The biggest coal mining company in the world has announced that it will close 37 coal mines in India, because they are no longer financially viable.
In a country that the World Health Organisations says needs to “systematically tackle” air pollution because of the “huge burden of associated ill health” on its people, this is a victory for people and the planet.
According to The Independent, the Coal India mines will be decommissioned as soon as March 2018. And will reportedly save around £98 million for the company who produce 82% of the nation’s coal.
The decision is all thanks to the plummeting cost of solar power; a Climate Action report from February found that If the cost of renewable energy and storage continues to fall at current rates, India could phase out coal power completely by 2050.
There has also been heavy international investment in renewables in India, which has compounded the pressure on fossil fuel firms to move to cleaner methods of production.

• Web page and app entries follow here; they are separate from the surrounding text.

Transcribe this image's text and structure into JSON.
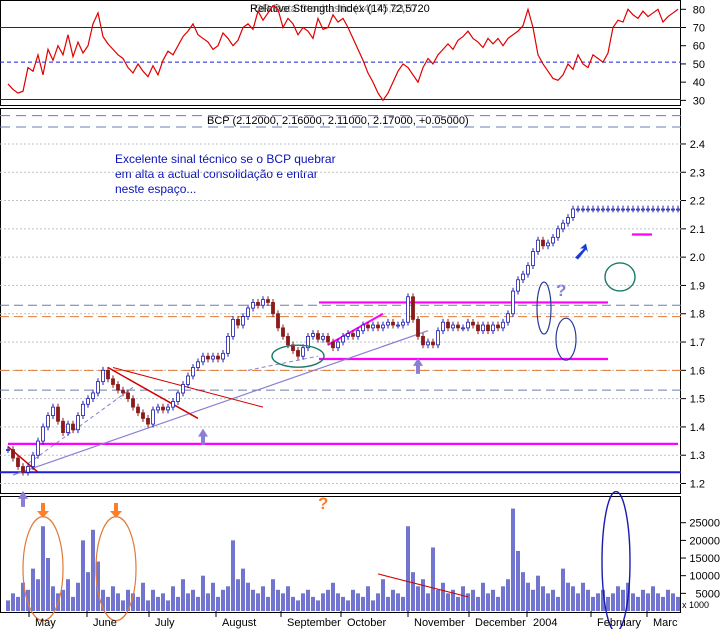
{
  "rsi_panel": {
    "legend_text": "Relative Strength Index (14) 72,5720",
    "overlapped_text": "OR Data Stochastic (14) 75,2370",
    "y_ticks": [
      "80",
      "70",
      "60",
      "50",
      "40",
      "30"
    ],
    "ylim": [
      28,
      84
    ],
    "h_lines": [
      70,
      51,
      30.5
    ]
  },
  "price_panel": {
    "legend_text": "BCP (2.12000, 2.16000, 2.11000, 2.17000, +0.05000)",
    "y_ticks": [
      "2.4",
      "2.3",
      "2.2",
      "2.1",
      "2.0",
      "1.9",
      "1.8",
      "1.7",
      "1.6",
      "1.5",
      "1.4",
      "1.3",
      "1.2"
    ],
    "ylim": [
      1.17,
      2.52
    ],
    "annotation_lines": [
      "Excelente sinal técnico se o BCP quebrar",
      "em alta a actual consolidação e entrar",
      "neste espaço..."
    ],
    "question_mark": "?",
    "colors": {
      "up": "#1a1ab0",
      "down": "#8b1a1a",
      "magenta": "#ff00ff",
      "support": "#1f1fd6",
      "trend": "#8a7fd4"
    }
  },
  "volume_panel": {
    "y_ticks": [
      "25000",
      "20000",
      "15000",
      "10000",
      "5000"
    ],
    "unit_label": "x 1000",
    "ylim": [
      0,
      32000
    ],
    "question_mark": "?"
  },
  "x_axis": {
    "months": [
      "May",
      "June",
      "July",
      "August",
      "September",
      "October",
      "November",
      "December",
      "2004",
      "February",
      "Marc"
    ]
  },
  "chart_data": [
    {
      "type": "line",
      "title": "Relative Strength Index (14)",
      "last_value": 72.572,
      "x": [
        0,
        5,
        10,
        15,
        20,
        25,
        30,
        35,
        40,
        45,
        50,
        55,
        60,
        65,
        70,
        75,
        80,
        85,
        90,
        95,
        100,
        105,
        110,
        115,
        120,
        125,
        130,
        135,
        140,
        145,
        150,
        155,
        160,
        165,
        170,
        175,
        180,
        185,
        190,
        195,
        200,
        205,
        210,
        215,
        220,
        225,
        230,
        235,
        240,
        245,
        250,
        255,
        260,
        265,
        270,
        275,
        280,
        285,
        290,
        295,
        300,
        305,
        310,
        315,
        320,
        325,
        330,
        335,
        340,
        345,
        350,
        355,
        360,
        365,
        370,
        375,
        380,
        385,
        390,
        395,
        400,
        405,
        410,
        415,
        420,
        425,
        430,
        435,
        440,
        445,
        450,
        455,
        460,
        465,
        470,
        475,
        480,
        485,
        490,
        495,
        500,
        505,
        510,
        515,
        520,
        525,
        530,
        535,
        540,
        545,
        550,
        555,
        560,
        565,
        570,
        575,
        580,
        585,
        590,
        595,
        600,
        605,
        610,
        615,
        620,
        625,
        630,
        635,
        640,
        645,
        650,
        655,
        660,
        665,
        670
      ],
      "y": [
        39,
        36,
        34,
        35,
        48,
        46,
        55,
        44,
        58,
        52,
        60,
        55,
        66,
        54,
        62,
        56,
        60,
        72,
        78,
        65,
        61,
        58,
        55,
        53,
        48,
        45,
        50,
        46,
        43,
        49,
        44,
        52,
        57,
        55,
        60,
        65,
        68,
        72,
        66,
        64,
        62,
        58,
        60,
        67,
        64,
        60,
        63,
        70,
        72,
        69,
        79,
        74,
        78,
        82,
        80,
        70,
        75,
        72,
        66,
        70,
        68,
        64,
        75,
        69,
        70,
        77,
        73,
        75,
        70,
        64,
        58,
        52,
        45,
        40,
        34,
        30,
        34,
        40,
        46,
        50,
        48,
        44,
        40,
        48,
        53,
        50,
        55,
        58,
        61,
        58,
        63,
        65,
        68,
        64,
        62,
        59,
        64,
        61,
        64,
        60,
        64,
        66,
        68,
        71,
        80,
        70,
        55,
        50,
        46,
        42,
        41,
        44,
        50,
        47,
        55,
        50,
        48,
        55,
        53,
        51,
        56,
        70,
        74,
        73,
        80,
        77,
        75,
        79,
        76,
        78,
        80,
        73,
        76,
        78,
        80
      ],
      "ylim": [
        28,
        84
      ]
    },
    {
      "type": "candlestick",
      "title": "BCP",
      "last": {
        "open": 2.12,
        "high": 2.16,
        "low": 2.11,
        "close": 2.17,
        "change": 0.05
      },
      "x": [
        0,
        5,
        10,
        15,
        20,
        25,
        30,
        35,
        40,
        45,
        50,
        55,
        60,
        65,
        70,
        75,
        80,
        85,
        90,
        95,
        100,
        105,
        110,
        115,
        120,
        125,
        130,
        135,
        140,
        145,
        150,
        155,
        160,
        165,
        170,
        175,
        180,
        185,
        190,
        195,
        200,
        205,
        210,
        215,
        220,
        225,
        230,
        235,
        240,
        245,
        250,
        255,
        260,
        265,
        270,
        275,
        280,
        285,
        290,
        295,
        300,
        305,
        310,
        315,
        320,
        325,
        330,
        335,
        340,
        345,
        350,
        355,
        360,
        365,
        370,
        375,
        380,
        385,
        390,
        395,
        400,
        405,
        410,
        415,
        420,
        425,
        430,
        435,
        440,
        445,
        450,
        455,
        460,
        465,
        470,
        475,
        480,
        485,
        490,
        495,
        500,
        505,
        510,
        515,
        520,
        525,
        530,
        535,
        540,
        545,
        550,
        555,
        560,
        565,
        570,
        575,
        580,
        585,
        590,
        595,
        600,
        605,
        610,
        615,
        620,
        625,
        630,
        635,
        640,
        645,
        650,
        655,
        660,
        665,
        670
      ],
      "close": [
        1.32,
        1.29,
        1.26,
        1.24,
        1.26,
        1.3,
        1.35,
        1.4,
        1.44,
        1.47,
        1.42,
        1.38,
        1.41,
        1.39,
        1.44,
        1.48,
        1.5,
        1.52,
        1.56,
        1.6,
        1.57,
        1.55,
        1.53,
        1.52,
        1.5,
        1.47,
        1.45,
        1.43,
        1.41,
        1.46,
        1.47,
        1.46,
        1.47,
        1.49,
        1.52,
        1.55,
        1.58,
        1.61,
        1.63,
        1.65,
        1.64,
        1.65,
        1.64,
        1.66,
        1.72,
        1.78,
        1.76,
        1.79,
        1.82,
        1.84,
        1.83,
        1.85,
        1.84,
        1.8,
        1.75,
        1.72,
        1.69,
        1.67,
        1.65,
        1.68,
        1.72,
        1.73,
        1.71,
        1.72,
        1.7,
        1.68,
        1.7,
        1.72,
        1.73,
        1.72,
        1.74,
        1.76,
        1.75,
        1.76,
        1.75,
        1.76,
        1.77,
        1.76,
        1.76,
        1.77,
        1.86,
        1.78,
        1.72,
        1.69,
        1.7,
        1.69,
        1.74,
        1.77,
        1.75,
        1.76,
        1.75,
        1.75,
        1.77,
        1.76,
        1.74,
        1.76,
        1.74,
        1.76,
        1.75,
        1.77,
        1.8,
        1.88,
        1.92,
        1.94,
        1.97,
        2.02,
        2.06,
        2.04,
        2.05,
        2.07,
        2.1,
        2.12,
        2.14,
        2.17,
        2.17,
        2.17,
        2.17,
        2.17,
        2.17,
        2.17,
        2.17,
        2.17,
        2.17,
        2.17,
        2.17,
        2.17,
        2.17,
        2.17,
        2.17,
        2.17,
        2.17,
        2.17,
        2.17,
        2.17,
        2.17
      ],
      "ylim": [
        1.17,
        2.52
      ],
      "h_lines": {
        "magenta": [
          1.84,
          1.64,
          1.34
        ],
        "support": [
          1.24
        ],
        "dashed_red": [
          1.6,
          1.79
        ],
        "dashed_blue": [
          1.83,
          1.53
        ]
      }
    },
    {
      "type": "bar",
      "title": "Volume",
      "x": [
        0,
        5,
        10,
        15,
        20,
        25,
        30,
        35,
        40,
        45,
        50,
        55,
        60,
        65,
        70,
        75,
        80,
        85,
        90,
        95,
        100,
        105,
        110,
        115,
        120,
        125,
        130,
        135,
        140,
        145,
        150,
        155,
        160,
        165,
        170,
        175,
        180,
        185,
        190,
        195,
        200,
        205,
        210,
        215,
        220,
        225,
        230,
        235,
        240,
        245,
        250,
        255,
        260,
        265,
        270,
        275,
        280,
        285,
        290,
        295,
        300,
        305,
        310,
        315,
        320,
        325,
        330,
        335,
        340,
        345,
        350,
        355,
        360,
        365,
        370,
        375,
        380,
        385,
        390,
        395,
        400,
        405,
        410,
        415,
        420,
        425,
        430,
        435,
        440,
        445,
        450,
        455,
        460,
        465,
        470,
        475,
        480,
        485,
        490,
        495,
        500,
        505,
        510,
        515,
        520,
        525,
        530,
        535,
        540,
        545,
        550,
        555,
        560,
        565,
        570,
        575,
        580,
        585,
        590,
        595,
        600,
        605,
        610,
        615,
        620,
        625,
        630,
        635,
        640,
        645,
        650,
        655,
        660,
        665,
        670
      ],
      "values": [
        3000,
        5000,
        4000,
        8000,
        6000,
        12000,
        9000,
        24000,
        15000,
        7000,
        5000,
        6000,
        9000,
        4000,
        8000,
        20000,
        11000,
        23000,
        14000,
        6000,
        4000,
        7000,
        5000,
        3000,
        6000,
        5000,
        4000,
        8000,
        3000,
        6000,
        4000,
        5000,
        3000,
        7000,
        4000,
        9000,
        5000,
        6000,
        4000,
        10000,
        5000,
        8000,
        4000,
        6000,
        7000,
        20000,
        9000,
        12000,
        8000,
        6000,
        5000,
        7000,
        4000,
        9000,
        6000,
        5000,
        7000,
        4000,
        3000,
        5000,
        6000,
        4000,
        3000,
        5000,
        6000,
        8000,
        5000,
        4000,
        3000,
        6000,
        5000,
        4000,
        7000,
        3000,
        5000,
        9000,
        4000,
        6000,
        5000,
        4000,
        24000,
        11000,
        7000,
        9000,
        5000,
        18000,
        6000,
        8000,
        5000,
        6000,
        4000,
        7000,
        5000,
        6000,
        4000,
        8000,
        5000,
        6000,
        4000,
        7000,
        9000,
        29000,
        17000,
        11000,
        8000,
        6000,
        10000,
        7000,
        5000,
        6000,
        4000,
        12000,
        8000,
        7000,
        5000,
        8000,
        6000,
        4000,
        5000,
        6000,
        4000,
        5000,
        7000,
        6000,
        8000,
        5000,
        4000,
        6000,
        5000,
        7000,
        5000,
        4000,
        6000,
        5000,
        4000
      ],
      "ylim": [
        0,
        32000
      ]
    }
  ]
}
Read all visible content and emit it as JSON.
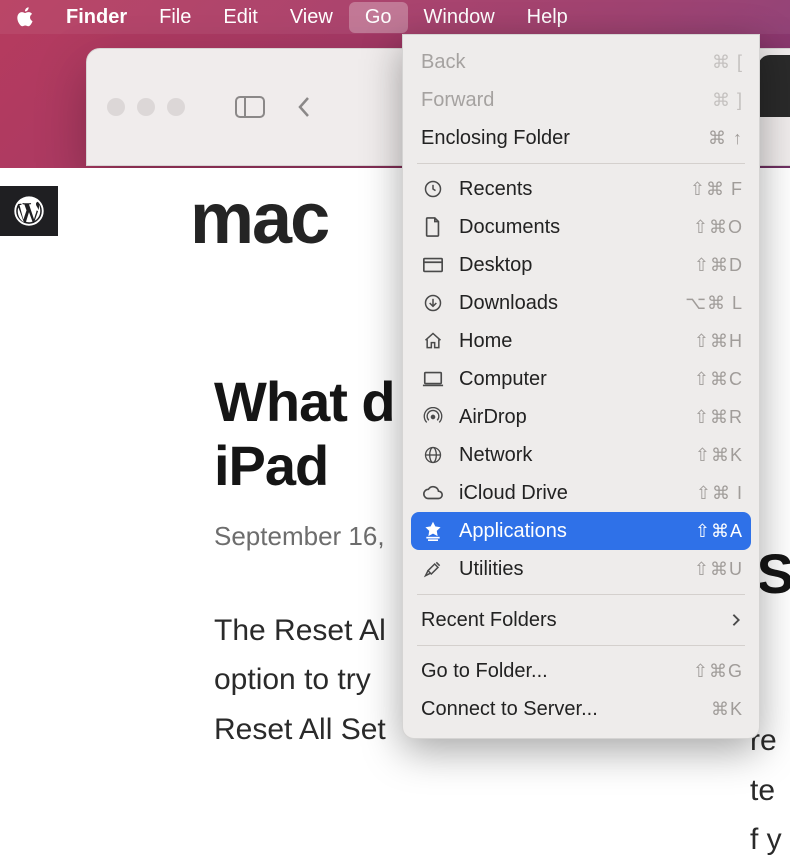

The closures, which affect 9% of India’s mining sites, come as part of a series of mixed messages from the Indian government, who only earlier this year wanted to build more plants.
In April they released proposals for 370 new coal plants and Steven Davis, from The University of California, said: “India is facing a dilemma of its own making. The country has vowed to curtail its use of fossil fuels in electricity generation, but it has also put itself on a path to building hundreds of coal-burning power plants to feed its growing industrial economy.”
Then in May the government backtracked and said it would actually not be building anymore plants after 2022, and plans for nearly 14 gigawatts of coal-fired power stations were scrapped on the spot.
For Indian citizens, the decision to decommission the plants is about more than just international pledges to go green, a recent New York Times report found that the air pollution crisis kills 1.1 million Indians annually.